Asked about the issue at a White House briefing on Monday, Dr. Rochelle Walensky, the director of the C.D.C., said that providing more coronavirus testing at places like airports could help to curb the spread of the virus by people who are contagious but do not know it, because they lack obvious symptoms.

“There’s more gathering that happens in airports, and so, to the extent that we have available tests to be able to do testing, this would be yet another mitigation measure to try and decrease risk,” Dr. Walensky said.

The testing requirement for international travelers was imposed as concern grew about more contagious variants circulating in Britain, South Africa and elsewhere. A study published on Sunday suggested that the variant first found in Britain, B.1.1.7, is already spreading rapidly in the United States.

“We should be treating every case as if it’s a variant during this pandemic right now,” Dr. Walensky said at a White House briefing days after the rule took effect.

Health officials continue to warn against nonessential travel, reiterating that public health measures to stop the spread of the virus, like social distancing and masking, are more crucial than ever.

Air travel remains down dramatically compared with before the pandemic. The Transportation Security Administration screened about 855,000 passengers on Sunday, compared with more than two million on the same date in 2020 and 2019.

But airline executives, union officials and elected officials have raised concerns about requiring testing for domestic travelers, arguing that such a rule would be difficult to implement and could inflict more financial damage on the airline industry, which has been clobbered by the abrupt halt in global travel.

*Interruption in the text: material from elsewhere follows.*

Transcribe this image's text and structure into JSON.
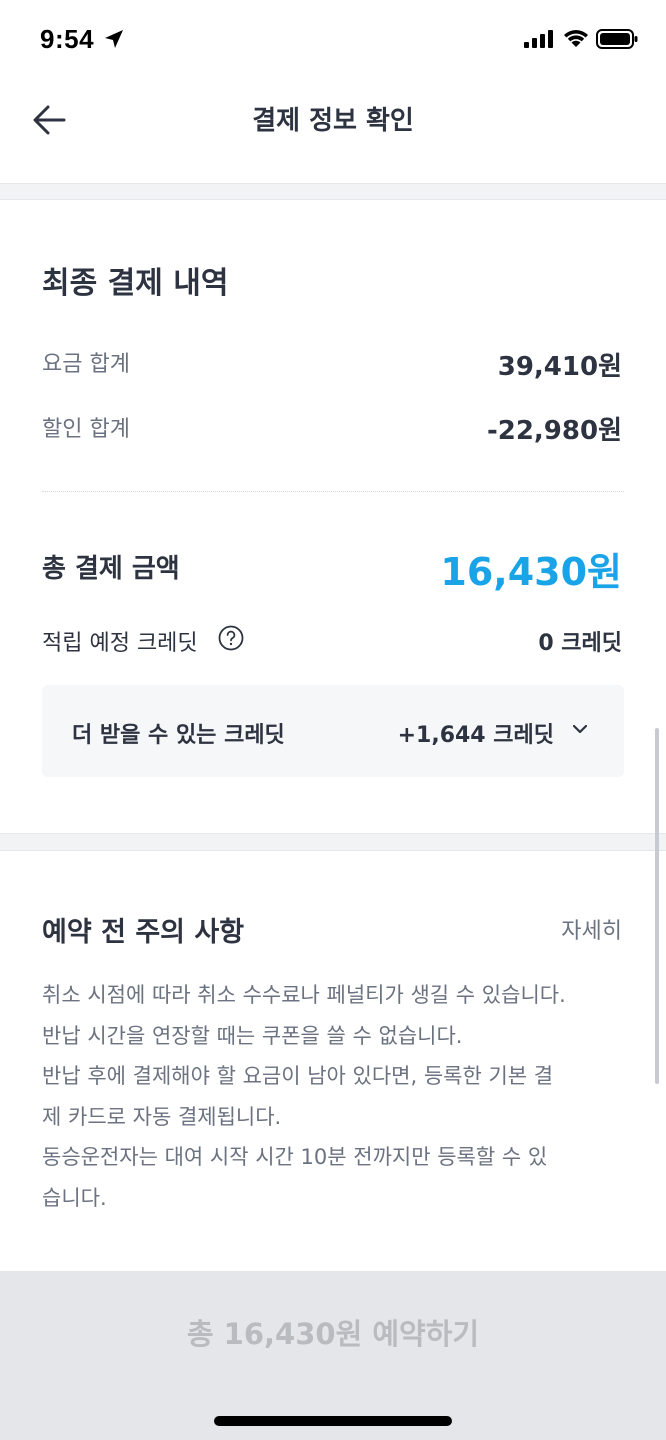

Speaking before the House committee on transportation and infrastructure last week, Sara Nelson, president of the Association of Flight Attendants-CWA, warned that the move could lead to airline bankruptcies.

Some states already require an out-of-state traveler to quarantine upon arrival, but waive the rule if the individual has recently tested negative.

Hawaii, which has enforced a strict quarantine for incoming travelers, allows an exception for those who show a negative test result from an approved provider before departing for the state.

In response to the rule for international travelers, the travel industry has sought to find ways to make testing more readily available to customers, including offering tests on-site at hotels and resorts.

The United States accepts results from rapid antigen tests in addition to the more reliable polymerase chain reaction tests, or P.C.R. tests, required by other countries.

Later on Monday, an official at the Department of Transportation said Mr. Buttigieg would quarantine for 14 days after a member of his security detail tested positive for the coronavirus in the morning.

Mr. Buttigieg, who was in close contact with the agent, tested negative after being given a P.C.R. test, and has not shown symptoms, the department’s chief of staff, Laura Schiller, said.

Mr. Buttigieg has received the first dose of the Covid-19 vaccine and will receive the second dose “when his quarantine is completed,” Ms. Schiller said.

In a Monday night appearance on CNN, Mr. Buttigieg said: “I think it’s a reminder, you know, as we go through our days, that this is why masks matter, this is why testing matters. You can get up, go to work, feel fine, and it turns out that you’re positive.”


Melody Meadows

Based in Euless, Texas, Melody Meadows is a Chief Editor at Business Journal.  Previously  She worked for Crain Media and Yahoo News.  Ms. Meadows is a graduate of University of Texas at The University of Texas at Austin. Ms. Meadows started working for Business Journal in 2020.  She covers business, government, politics and stories about economics.